A variant of the coronavirus disease 2019 (COVID-19) that experts say is anywhere from 50% to 70% more contagious, and 30% deadlier, than what has been for months the most prominent strain of the disease, D614G, continues to spread in the United States. According to the Centers for Disease Control and Prevention (CDC), 315 confirmed cases of B.1.1.7 have been spotted in 28 states as of yesterday. The CDC warned last week that unless drastic infection prevention measures aren’t taken immediately—measures including vaccinating millions of Americans quickly—B.1.1.7 could very well become the dominant strain in the US by March.
In addition, CDC investigators admit that the B.1.1.7 variant—which first appeared in the United Kingdom and has since spread to at least 70 countries, according to the World Health Organization (WHO)—might actually be spreading faster in the US than the CDC can document. Their case count comes with this disclaimer: “The cases identified above are based on a sampling of SARS-CoV-2-positive specimens and do not represent the total number of B.1.1.7 lineage cases that may be circulating in the United States and may not match numbers reported by states, territories, tribes, and local officials.”
Aside from being more contagious and deadlier, B.1.1.7 seems to pose a greater threat to children, some experts believe. This chilling revelation comes even as schools in the US wrestle with how and when to reopen. Neil Ferguson, PhD, of Imperial College London, tells the British publication the Independent that “during the lockdown in England, we saw a general shift in the age distribution of the virus towards children, and that was true in the variant and non-variant and that is what we would expect, given that we had locked down which reduced adult contacts but schools were still open.

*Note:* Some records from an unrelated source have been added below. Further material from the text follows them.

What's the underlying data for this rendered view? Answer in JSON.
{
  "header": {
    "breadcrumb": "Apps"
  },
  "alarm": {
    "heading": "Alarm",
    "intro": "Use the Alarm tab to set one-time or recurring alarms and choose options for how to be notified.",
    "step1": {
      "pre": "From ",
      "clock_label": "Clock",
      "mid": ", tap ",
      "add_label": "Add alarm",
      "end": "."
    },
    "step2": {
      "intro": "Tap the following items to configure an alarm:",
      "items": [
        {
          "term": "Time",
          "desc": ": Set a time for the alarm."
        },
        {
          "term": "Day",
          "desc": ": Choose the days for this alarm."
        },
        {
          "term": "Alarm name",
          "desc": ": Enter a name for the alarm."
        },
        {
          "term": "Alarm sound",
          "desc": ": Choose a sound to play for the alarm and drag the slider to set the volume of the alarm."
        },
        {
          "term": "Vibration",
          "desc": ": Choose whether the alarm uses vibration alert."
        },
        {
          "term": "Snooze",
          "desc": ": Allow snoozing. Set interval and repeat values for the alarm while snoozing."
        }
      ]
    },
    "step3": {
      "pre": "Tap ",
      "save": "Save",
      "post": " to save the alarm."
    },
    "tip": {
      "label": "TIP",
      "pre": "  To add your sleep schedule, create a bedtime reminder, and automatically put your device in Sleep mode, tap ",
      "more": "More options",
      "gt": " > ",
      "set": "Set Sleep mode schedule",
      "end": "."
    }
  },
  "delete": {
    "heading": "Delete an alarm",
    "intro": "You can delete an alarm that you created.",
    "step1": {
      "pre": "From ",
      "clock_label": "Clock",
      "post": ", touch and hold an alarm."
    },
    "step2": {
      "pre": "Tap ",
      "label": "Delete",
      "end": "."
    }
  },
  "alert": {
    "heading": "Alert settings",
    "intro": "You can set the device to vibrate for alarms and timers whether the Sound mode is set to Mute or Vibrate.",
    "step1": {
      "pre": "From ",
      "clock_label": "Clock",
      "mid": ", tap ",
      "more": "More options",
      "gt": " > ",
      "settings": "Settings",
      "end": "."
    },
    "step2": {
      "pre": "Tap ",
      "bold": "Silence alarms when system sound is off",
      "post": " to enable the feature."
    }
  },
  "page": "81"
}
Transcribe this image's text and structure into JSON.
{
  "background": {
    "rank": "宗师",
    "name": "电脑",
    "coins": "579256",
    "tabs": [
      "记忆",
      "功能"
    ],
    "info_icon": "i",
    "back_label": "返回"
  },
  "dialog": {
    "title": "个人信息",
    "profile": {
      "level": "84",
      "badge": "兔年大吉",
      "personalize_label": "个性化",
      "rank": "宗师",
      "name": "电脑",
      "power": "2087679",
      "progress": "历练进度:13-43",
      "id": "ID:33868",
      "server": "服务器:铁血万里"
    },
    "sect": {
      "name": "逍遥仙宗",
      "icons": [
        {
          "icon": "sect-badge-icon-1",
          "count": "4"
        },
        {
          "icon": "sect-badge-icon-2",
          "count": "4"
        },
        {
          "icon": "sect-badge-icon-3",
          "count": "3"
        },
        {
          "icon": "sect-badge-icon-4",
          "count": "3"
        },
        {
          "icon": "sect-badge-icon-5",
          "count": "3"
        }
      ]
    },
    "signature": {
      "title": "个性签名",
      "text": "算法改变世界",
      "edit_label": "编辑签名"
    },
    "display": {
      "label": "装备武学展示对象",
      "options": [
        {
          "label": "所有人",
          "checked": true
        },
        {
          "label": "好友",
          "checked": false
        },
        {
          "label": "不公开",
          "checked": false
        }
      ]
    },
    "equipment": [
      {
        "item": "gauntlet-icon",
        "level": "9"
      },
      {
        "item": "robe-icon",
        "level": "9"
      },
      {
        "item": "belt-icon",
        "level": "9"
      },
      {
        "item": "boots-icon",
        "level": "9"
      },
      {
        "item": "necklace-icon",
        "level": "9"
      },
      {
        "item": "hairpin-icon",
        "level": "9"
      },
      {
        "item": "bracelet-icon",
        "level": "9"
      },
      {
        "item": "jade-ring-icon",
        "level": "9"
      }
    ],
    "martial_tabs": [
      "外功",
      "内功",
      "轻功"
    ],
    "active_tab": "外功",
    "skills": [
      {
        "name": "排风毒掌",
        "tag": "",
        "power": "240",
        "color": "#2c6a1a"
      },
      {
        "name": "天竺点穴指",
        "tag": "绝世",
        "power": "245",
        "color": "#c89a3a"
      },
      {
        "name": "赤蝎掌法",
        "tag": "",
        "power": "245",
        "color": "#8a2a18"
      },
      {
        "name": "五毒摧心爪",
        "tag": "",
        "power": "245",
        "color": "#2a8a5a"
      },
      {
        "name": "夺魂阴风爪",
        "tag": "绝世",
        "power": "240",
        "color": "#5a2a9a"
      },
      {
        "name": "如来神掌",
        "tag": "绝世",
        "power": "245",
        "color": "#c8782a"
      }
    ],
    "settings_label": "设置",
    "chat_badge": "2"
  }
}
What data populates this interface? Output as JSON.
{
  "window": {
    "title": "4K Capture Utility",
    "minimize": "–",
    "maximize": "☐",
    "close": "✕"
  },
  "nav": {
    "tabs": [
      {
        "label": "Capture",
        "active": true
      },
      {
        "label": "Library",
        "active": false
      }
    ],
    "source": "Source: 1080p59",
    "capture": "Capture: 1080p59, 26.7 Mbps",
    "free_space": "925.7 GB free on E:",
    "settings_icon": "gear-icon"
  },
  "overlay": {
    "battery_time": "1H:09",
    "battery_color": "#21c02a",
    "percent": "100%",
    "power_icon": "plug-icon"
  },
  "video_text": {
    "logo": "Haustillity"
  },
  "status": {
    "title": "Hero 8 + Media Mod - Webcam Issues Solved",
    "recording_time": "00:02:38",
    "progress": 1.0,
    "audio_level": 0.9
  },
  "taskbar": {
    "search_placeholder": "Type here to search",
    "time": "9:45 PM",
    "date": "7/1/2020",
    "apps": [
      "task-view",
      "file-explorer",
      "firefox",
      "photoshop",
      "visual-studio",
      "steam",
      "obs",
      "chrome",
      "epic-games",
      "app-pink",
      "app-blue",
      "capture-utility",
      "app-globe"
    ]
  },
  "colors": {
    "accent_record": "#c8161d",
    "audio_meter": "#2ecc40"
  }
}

But what we’ve seen over the course of a five- or six-week period is consistently the proportion of pillar two cases for the variant in under-15s was statistically significantly higher than the non-variant virus.”
The vaccination rollout has not gone well. President Biden vows to fix that problem, saying that he hopes to have 300 million American vaccinated against COVID-19 by the end of the summer. Will that help in stemming the spread of B.1.1.7?
At a press briefing yesterday, Andy Slavitt, senior adviser to the White House Covid-19 Response Team, said that the vaccination push will be a heavy lift. “I want to level with the public that we’re facing two constraining factors,” Slavitt said. “The first is getting enough supply quickly enough, and the second is the ability to administer the vaccines quickly once they're produced and sent out to the sites.” Slavitt added that “we are taking action to increase supply and increase capacity, but even so, it will be months before everyone who wants a vaccine will be able to get one.”
Of the 47 million doses of vaccine delivered to states and long-term care facilities, only 24 million doses have been administered, Slavitt said.
“Any stockpile that may have existed previously no longer exists,” Slavitt said. “Our practice is to maintain a rolling inventory of two to three days of supply that we can use to supplement any shortfalls in production and to ensure that we are making deliveries as committed.”